# REQUIREMENT
Repeat the whole of the data, keeping every detail the same.

************

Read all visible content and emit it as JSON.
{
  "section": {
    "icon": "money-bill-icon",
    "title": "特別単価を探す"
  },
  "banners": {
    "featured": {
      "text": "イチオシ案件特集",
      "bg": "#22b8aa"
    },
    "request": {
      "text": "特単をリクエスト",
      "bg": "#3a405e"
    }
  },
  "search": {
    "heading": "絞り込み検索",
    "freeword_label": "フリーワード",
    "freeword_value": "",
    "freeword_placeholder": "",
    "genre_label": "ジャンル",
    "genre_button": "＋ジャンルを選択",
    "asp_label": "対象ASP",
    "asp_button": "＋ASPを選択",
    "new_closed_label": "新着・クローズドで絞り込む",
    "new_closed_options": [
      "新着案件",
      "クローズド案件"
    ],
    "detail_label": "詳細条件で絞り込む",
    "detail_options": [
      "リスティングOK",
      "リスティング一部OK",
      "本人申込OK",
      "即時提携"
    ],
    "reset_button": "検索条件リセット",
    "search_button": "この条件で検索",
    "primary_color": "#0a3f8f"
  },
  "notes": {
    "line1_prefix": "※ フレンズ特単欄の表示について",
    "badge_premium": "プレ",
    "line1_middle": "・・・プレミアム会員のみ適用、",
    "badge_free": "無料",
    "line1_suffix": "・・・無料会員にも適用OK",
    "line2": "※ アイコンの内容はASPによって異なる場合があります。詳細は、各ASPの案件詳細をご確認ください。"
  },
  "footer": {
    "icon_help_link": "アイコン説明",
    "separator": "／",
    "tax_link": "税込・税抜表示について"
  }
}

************

# ANSWER SECTION
Read all visible content and emit it as JSON.
{
  "section": {
    "icon": "money-bill-icon",
    "title": "特別単価を探す"
  },
  "banners": {
    "featured": {
      "text": "イチオシ案件特集",
      "bg": "#22b8aa"
    },
    "request": {
      "text": "特単をリクエスト",
      "bg": "#3a405e"
    }
  },
  "search": {
    "heading": "絞り込み検索",
    "freeword_label": "フリーワード",
    "freeword_value": "",
    "freeword_placeholder": "",
    "genre_label": "ジャンル",
    "genre_button": "＋ジャンルを選択",
    "asp_label": "対象ASP",
    "asp_button": "＋ASPを選択",
    "new_closed_label": "新着・クローズドで絞り込む",
    "new_closed_options": [
      "新着案件",
      "クローズド案件"
    ],
    "detail_label": "詳細条件で絞り込む",
    "detail_options": [
      "リスティングOK",
      "リスティング一部OK",
      "本人申込OK",
      "即時提携"
    ],
    "reset_button": "検索条件リセット",
    "search_button": "この条件で検索",
    "primary_color": "#0a3f8f"
  },
  "notes": {
    "line1_prefix": "※ フレンズ特単欄の表示について",
    "badge_premium": "プレ",
    "line1_middle": "・・・プレミアム会員のみ適用、",
    "badge_free": "無料",
    "line1_suffix": "・・・無料会員にも適用OK",
    "line2": "※ アイコンの内容はASPによって異なる場合があります。詳細は、各ASPの案件詳細をご確認ください。"
  },
  "footer": {
    "icon_help_link": "アイコン説明",
    "separator": "／",
    "tax_link": "税込・税抜表示について"
  }
}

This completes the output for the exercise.